= TASK INSTRUCTIONS =
Using the listing below, keep only the lines with the word "this" and copy them.

········

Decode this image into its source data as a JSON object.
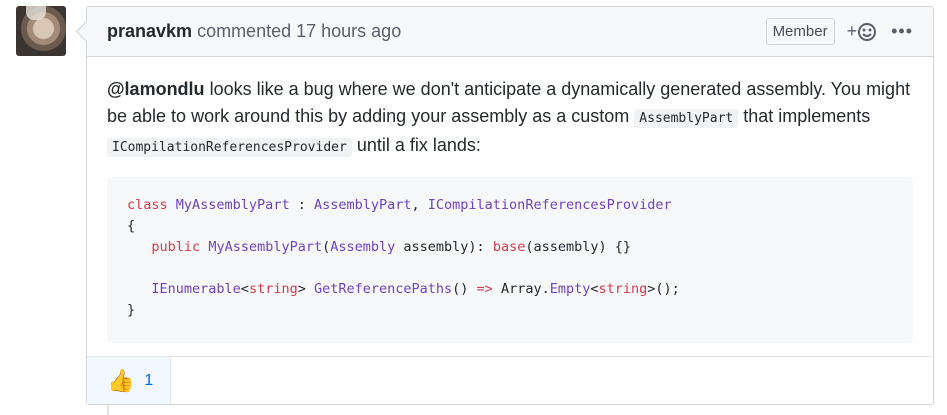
{
  "comment": {
    "author": "pranavkm",
    "action": "commented",
    "time": "17 hours ago",
    "role_badge": "Member",
    "react_button_label": "+",
    "more_label": "•••",
    "body": {
      "mention": "@lamondlu",
      "text1": " looks like a bug where we don't anticipate a dynamically generated assembly. You might be able to work around this by adding your assembly as a custom ",
      "code1": "AssemblyPart",
      "text2": " that implements ",
      "code2": "ICompilationReferencesProvider",
      "text3": " until a fix lands:"
    },
    "code_lines": {
      "l1_kw": "class",
      "l1_type": "MyAssemblyPart",
      "l1_sep": " : ",
      "l1_base1": "AssemblyPart",
      "l1_comma": ", ",
      "l1_base2": "ICompilationReferencesProvider",
      "l2": "{",
      "l3_kw": "public",
      "l3_type": "MyAssemblyPart",
      "l3_paren": "(",
      "l3_argtype": "Assembly",
      "l3_rest": " assembly): ",
      "l3_base": "base",
      "l3_end": "(assembly) {}",
      "l5_type": "IEnumerable",
      "l5_lt": "<",
      "l5_gen": "string",
      "l5_gt": "> ",
      "l5_method": "GetReferencePaths",
      "l5_call": "() ",
      "l5_arrow": "=>",
      "l5_arr": " Array.",
      "l5_empty": "Empty",
      "l5_lt2": "<",
      "l5_gen2": "string",
      "l5_tail": ">();",
      "l6": "}"
    },
    "reactions": [
      {
        "icon": "thumbs-up-icon",
        "emoji": "👍",
        "count": "1"
      }
    ]
  }
}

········

= WRITTEN ANSWER =
Decode this image into its source data as a JSON object.
      "text1": " looks like a bug where we don't anticipate a dynamically generated assembly. You might be able to work around this by adding your assembly as a custom ",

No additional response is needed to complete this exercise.